§ **Assignment**: Whatever appears in the records, write it out again exactly.

§ **Records for the task**:
..........

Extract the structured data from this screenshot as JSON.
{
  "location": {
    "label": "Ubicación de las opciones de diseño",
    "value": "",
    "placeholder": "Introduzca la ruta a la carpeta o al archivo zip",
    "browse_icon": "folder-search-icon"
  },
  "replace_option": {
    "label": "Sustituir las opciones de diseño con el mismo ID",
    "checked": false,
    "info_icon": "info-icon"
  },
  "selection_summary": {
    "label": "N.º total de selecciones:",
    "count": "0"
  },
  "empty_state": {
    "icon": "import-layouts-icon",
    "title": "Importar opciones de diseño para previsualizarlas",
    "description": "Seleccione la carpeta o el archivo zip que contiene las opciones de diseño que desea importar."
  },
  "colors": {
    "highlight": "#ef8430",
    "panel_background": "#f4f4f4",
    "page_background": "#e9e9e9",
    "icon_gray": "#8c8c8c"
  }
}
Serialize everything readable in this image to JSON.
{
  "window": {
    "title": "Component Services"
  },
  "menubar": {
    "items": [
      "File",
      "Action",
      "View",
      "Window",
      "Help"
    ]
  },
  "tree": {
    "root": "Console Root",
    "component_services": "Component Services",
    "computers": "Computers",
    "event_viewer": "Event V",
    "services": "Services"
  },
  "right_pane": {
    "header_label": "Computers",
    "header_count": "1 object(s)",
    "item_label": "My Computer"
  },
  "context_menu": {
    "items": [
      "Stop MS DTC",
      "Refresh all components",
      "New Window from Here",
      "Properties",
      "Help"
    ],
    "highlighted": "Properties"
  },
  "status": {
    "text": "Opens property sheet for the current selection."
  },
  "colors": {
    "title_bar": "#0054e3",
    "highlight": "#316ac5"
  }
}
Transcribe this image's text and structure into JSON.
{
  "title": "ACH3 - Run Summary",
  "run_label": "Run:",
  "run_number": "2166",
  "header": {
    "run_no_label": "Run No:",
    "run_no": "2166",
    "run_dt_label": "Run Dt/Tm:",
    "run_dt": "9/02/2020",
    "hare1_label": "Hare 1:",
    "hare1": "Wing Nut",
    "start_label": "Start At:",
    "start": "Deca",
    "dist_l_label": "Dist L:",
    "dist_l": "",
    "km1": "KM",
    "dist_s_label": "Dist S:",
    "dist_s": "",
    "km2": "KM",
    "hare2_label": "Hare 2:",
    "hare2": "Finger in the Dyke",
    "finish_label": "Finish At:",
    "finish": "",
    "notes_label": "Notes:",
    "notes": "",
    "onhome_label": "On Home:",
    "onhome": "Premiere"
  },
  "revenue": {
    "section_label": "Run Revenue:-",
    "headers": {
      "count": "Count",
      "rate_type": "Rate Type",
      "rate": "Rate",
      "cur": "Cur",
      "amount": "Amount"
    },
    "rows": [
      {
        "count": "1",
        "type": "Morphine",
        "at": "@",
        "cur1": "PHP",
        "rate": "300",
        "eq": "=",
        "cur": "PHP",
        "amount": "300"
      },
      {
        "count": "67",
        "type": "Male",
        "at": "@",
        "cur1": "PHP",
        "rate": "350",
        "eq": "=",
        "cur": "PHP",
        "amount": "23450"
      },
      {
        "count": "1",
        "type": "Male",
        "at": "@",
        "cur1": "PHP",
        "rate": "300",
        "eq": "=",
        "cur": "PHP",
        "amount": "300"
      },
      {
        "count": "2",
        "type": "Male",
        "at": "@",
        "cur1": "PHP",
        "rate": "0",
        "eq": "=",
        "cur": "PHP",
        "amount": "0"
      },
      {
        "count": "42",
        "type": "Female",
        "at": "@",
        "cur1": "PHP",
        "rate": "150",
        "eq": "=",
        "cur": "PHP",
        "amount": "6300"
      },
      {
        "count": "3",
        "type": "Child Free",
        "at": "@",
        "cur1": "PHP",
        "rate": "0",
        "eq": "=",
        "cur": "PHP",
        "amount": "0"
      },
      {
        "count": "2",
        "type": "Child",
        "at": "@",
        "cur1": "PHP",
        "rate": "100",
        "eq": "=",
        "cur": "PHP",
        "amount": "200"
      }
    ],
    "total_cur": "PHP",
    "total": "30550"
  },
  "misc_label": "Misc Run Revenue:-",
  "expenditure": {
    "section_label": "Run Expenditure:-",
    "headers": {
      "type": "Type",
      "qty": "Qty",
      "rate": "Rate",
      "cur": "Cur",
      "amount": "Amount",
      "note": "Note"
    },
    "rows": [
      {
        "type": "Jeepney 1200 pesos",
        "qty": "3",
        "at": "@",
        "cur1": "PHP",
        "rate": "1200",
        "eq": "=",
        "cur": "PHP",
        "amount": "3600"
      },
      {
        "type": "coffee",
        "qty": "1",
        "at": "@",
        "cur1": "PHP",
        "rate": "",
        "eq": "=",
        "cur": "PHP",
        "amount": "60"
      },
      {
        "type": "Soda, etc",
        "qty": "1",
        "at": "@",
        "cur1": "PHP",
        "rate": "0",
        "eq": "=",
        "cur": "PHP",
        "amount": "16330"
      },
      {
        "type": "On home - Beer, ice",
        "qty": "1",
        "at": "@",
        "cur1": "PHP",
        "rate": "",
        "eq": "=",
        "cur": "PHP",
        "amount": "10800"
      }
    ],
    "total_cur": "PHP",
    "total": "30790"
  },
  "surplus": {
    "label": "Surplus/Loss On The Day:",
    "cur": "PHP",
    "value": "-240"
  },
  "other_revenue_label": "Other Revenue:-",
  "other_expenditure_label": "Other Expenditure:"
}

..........

§ **Output of the exercise**:
Extract the structured data from this screenshot as JSON.
{
  "location": {
    "label": "Ubicación de las opciones de diseño",
    "value": "",
    "placeholder": "Introduzca la ruta a la carpeta o al archivo zip",
    "browse_icon": "folder-search-icon"
  },
  "replace_option": {
    "label": "Sustituir las opciones de diseño con el mismo ID",
    "checked": false,
    "info_icon": "info-icon"
  },
  "selection_summary": {
    "label": "N.º total de selecciones:",
    "count": "0"
  },
  "empty_state": {
    "icon": "import-layouts-icon",
    "title": "Importar opciones de diseño para previsualizarlas",
    "description": "Seleccione la carpeta o el archivo zip que contiene las opciones de diseño que desea importar."
  },
  "colors": {
    "highlight": "#ef8430",
    "panel_background": "#f4f4f4",
    "page_background": "#e9e9e9",
    "icon_gray": "#8c8c8c"
  }
}
Serialize everything readable in this image to JSON.
{
  "window": {
    "title": "Component Services"
  },
  "menubar": {
    "items": [
      "File",
      "Action",
      "View",
      "Window",
      "Help"
    ]
  },
  "tree": {
    "root": "Console Root",
    "component_services": "Component Services",
    "computers": "Computers",
    "event_viewer": "Event V",
    "services": "Services"
  },
  "right_pane": {
    "header_label": "Computers",
    "header_count": "1 object(s)",
    "item_label": "My Computer"
  },
  "context_menu": {
    "items": [
      "Stop MS DTC",
      "Refresh all components",
      "New Window from Here",
      "Properties",
      "Help"
    ],
    "highlighted": "Properties"
  },
  "status": {
    "text": "Opens property sheet for the current selection."
  },
  "colors": {
    "title_bar": "#0054e3",
    "highlight": "#316ac5"
  }
}
Transcribe this image's text and structure into JSON.
{
  "title": "ACH3 - Run Summary",
  "run_label": "Run:",
  "run_number": "2166",
  "header": {
    "run_no_label": "Run No:",
    "run_no": "2166",
    "run_dt_label": "Run Dt/Tm:",
    "run_dt": "9/02/2020",
    "hare1_label": "Hare 1:",
    "hare1": "Wing Nut",
    "start_label": "Start At:",
    "start": "Deca",
    "dist_l_label": "Dist L:",
    "dist_l": "",
    "km1": "KM",
    "dist_s_label": "Dist S:",
    "dist_s": "",
    "km2": "KM",
    "hare2_label": "Hare 2:",
    "hare2": "Finger in the Dyke",
    "finish_label": "Finish At:",
    "finish": "",
    "notes_label": "Notes:",
    "notes": "",
    "onhome_label": "On Home:",
    "onhome": "Premiere"
  },
  "revenue": {
    "section_label": "Run Revenue:-",
    "headers": {
      "count": "Count",
      "rate_type": "Rate Type",
      "rate": "Rate",
      "cur": "Cur",
      "amount": "Amount"
    },
    "rows": [
      {
        "count": "1",
        "type": "Morphine",
        "at": "@",
        "cur1": "PHP",
        "rate": "300",
        "eq": "=",
        "cur": "PHP",
        "amount": "300"
      },
      {
        "count": "67",
        "type": "Male",
        "at": "@",
        "cur1": "PHP",
        "rate": "350",
        "eq": "=",
        "cur": "PHP",
        "amount": "23450"
      },
      {
        "count": "1",
        "type": "Male",
        "at": "@",
        "cur1": "PHP",
        "rate": "300",
        "eq": "=",
        "cur": "PHP",
        "amount": "300"
      },
      {
        "count": "2",
        "type": "Male",
        "at": "@",
        "cur1": "PHP",
        "rate": "0",
        "eq": "=",
        "cur": "PHP",
        "amount": "0"
      },
      {
        "count": "42",
        "type": "Female",
        "at": "@",
        "cur1": "PHP",
        "rate": "150",
        "eq": "=",
        "cur": "PHP",
        "amount": "6300"
      },
      {
        "count": "3",
        "type": "Child Free",
        "at": "@",
        "cur1": "PHP",
        "rate": "0",
        "eq": "=",
        "cur": "PHP",
        "amount": "0"
      },
      {
        "count": "2",
        "type": "Child",
        "at": "@",
        "cur1": "PHP",
        "rate": "100",
        "eq": "=",
        "cur": "PHP",
        "amount": "200"
      }
    ],
    "total_cur": "PHP",
    "total": "30550"
  },
  "misc_label": "Misc Run Revenue:-",
  "expenditure": {
    "section_label": "Run Expenditure:-",
    "headers": {
      "type": "Type",
      "qty": "Qty",
      "rate": "Rate",
      "cur": "Cur",
      "amount": "Amount",
      "note": "Note"
    },
    "rows": [
      {
        "type": "Jeepney 1200 pesos",
        "qty": "3",
        "at": "@",
        "cur1": "PHP",
        "rate": "1200",
        "eq": "=",
        "cur": "PHP",
        "amount": "3600"
      },
      {
        "type": "coffee",
        "qty": "1",
        "at": "@",
        "cur1": "PHP",
        "rate": "",
        "eq": "=",
        "cur": "PHP",
        "amount": "60"
      },
      {
        "type": "Soda, etc",
        "qty": "1",
        "at": "@",
        "cur1": "PHP",
        "rate": "0",
        "eq": "=",
        "cur": "PHP",
        "amount": "16330"
      },
      {
        "type": "On home - Beer, ice",
        "qty": "1",
        "at": "@",
        "cur1": "PHP",
        "rate": "",
        "eq": "=",
        "cur": "PHP",
        "amount": "10800"
      }
    ],
    "total_cur": "PHP",
    "total": "30790"
  },
  "surplus": {
    "label": "Surplus/Loss On The Day:",
    "cur": "PHP",
    "value": "-240"
  },
  "other_revenue_label": "Other Revenue:-",
  "other_expenditure_label": "Other Expenditure:"
}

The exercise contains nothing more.